Farming Sunday covers the main agricultural sectors, from wheat production through to dairy and livestock farming. The programme gives a true insight into what is currently happening in farming, which is enabling British farmers to be some of the most productive and welfare-sensitive in the world.

Head of Programming for Horse & Country TV, Jonathan Rippon, said, “This new series of Farming Sunday offers today’s farmer a wealth of knowledge concerning a vast array of topics.”

Rippon continues, “From veterinary advice from industry experts, to independent reviews of machinery, to economics and sustainability, Farming Sunday is a must-watch for those involved in every aspect of British farming.”

Farming Sunday will air on the Channel on Sunday 5 May at 5.00pm and 9.00pm, and a new episode will play out in those slots each week.

Horse & Country TV offers a rich, mixed schedule of programming for fans of equestrian sports and country living.  The channel covers all equestrian disciplines including showjumping, dressage and evening, and other topics such as natural horsemanship, lifestyle, travel, food and documentaries.

About Horse & Country TV

Horse & Country TV lives on-air on cable and satellite and online at www.horseandcountry.tv and www.horseandcountrytv.nl. The Channel broadcasts exclusive sports event coverage, news, documentary and personality-led programming to the passionate audience for horse sports and country living. At the UK’s Broadcast Digital Awards H&C won “Best Specialist Channel” in 2011 and was shortlisted in two categories this year. Online H&C publishes blogs and commentary provided by a range of experts and personalities, an extensive range of equestrian video, a calendar of events, as well as programme support material for all of the Channel’s featured shows. H&C’s role as a community hub for the horse and countryside loving community is reflected in the Channel’s 500,000+ viewers each month, 80,000+ Facebook fans and 10,000+ followers on Twitter.

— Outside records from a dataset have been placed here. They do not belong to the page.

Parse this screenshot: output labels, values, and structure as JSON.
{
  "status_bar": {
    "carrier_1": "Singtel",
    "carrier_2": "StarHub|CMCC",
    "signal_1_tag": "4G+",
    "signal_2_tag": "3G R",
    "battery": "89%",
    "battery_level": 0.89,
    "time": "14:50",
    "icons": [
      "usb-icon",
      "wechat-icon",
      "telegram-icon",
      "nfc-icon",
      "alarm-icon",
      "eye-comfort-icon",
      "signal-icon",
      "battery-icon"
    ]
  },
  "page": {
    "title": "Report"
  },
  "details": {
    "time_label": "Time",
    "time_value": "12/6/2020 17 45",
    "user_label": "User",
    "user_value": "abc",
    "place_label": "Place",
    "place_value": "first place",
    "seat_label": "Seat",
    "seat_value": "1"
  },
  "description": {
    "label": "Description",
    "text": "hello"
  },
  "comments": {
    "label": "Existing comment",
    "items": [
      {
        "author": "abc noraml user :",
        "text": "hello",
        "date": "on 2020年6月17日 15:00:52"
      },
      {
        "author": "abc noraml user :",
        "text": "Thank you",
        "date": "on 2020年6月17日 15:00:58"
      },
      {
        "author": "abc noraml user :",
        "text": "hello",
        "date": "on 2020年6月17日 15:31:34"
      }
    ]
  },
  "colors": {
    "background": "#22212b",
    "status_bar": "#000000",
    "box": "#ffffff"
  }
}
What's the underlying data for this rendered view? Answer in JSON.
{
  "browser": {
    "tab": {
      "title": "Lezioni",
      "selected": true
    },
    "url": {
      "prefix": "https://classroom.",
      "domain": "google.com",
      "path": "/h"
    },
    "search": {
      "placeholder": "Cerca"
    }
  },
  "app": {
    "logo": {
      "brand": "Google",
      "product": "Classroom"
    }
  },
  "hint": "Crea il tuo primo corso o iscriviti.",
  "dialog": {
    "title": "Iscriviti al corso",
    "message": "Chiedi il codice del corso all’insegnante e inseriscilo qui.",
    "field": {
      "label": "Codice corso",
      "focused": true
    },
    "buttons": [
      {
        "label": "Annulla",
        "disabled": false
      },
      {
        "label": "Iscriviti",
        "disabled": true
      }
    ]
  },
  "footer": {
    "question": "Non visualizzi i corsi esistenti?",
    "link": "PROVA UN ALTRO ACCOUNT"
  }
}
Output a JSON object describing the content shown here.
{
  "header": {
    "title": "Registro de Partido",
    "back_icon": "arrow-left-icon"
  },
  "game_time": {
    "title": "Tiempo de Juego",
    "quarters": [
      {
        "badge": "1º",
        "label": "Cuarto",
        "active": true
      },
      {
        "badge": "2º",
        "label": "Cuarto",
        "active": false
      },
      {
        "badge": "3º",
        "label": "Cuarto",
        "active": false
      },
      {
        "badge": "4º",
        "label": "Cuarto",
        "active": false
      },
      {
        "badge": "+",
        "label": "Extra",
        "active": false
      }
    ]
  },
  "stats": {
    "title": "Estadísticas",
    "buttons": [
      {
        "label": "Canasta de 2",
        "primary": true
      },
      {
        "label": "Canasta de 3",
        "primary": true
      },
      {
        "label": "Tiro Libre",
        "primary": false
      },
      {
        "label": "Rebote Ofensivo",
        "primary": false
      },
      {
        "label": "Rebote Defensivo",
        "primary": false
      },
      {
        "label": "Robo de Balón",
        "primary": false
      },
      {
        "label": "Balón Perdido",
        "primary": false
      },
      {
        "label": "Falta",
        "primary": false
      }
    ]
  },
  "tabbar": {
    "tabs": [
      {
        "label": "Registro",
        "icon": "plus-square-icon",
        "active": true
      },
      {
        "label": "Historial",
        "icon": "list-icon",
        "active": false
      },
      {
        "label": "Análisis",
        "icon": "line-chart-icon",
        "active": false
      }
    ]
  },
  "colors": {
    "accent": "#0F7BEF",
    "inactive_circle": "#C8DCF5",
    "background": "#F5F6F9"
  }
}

For further media information, please contact:
Tim Welland
Revolution Sports + Entertainment
E: tim@revolutionsports.co.uk
T: +44 (0)207 592 1207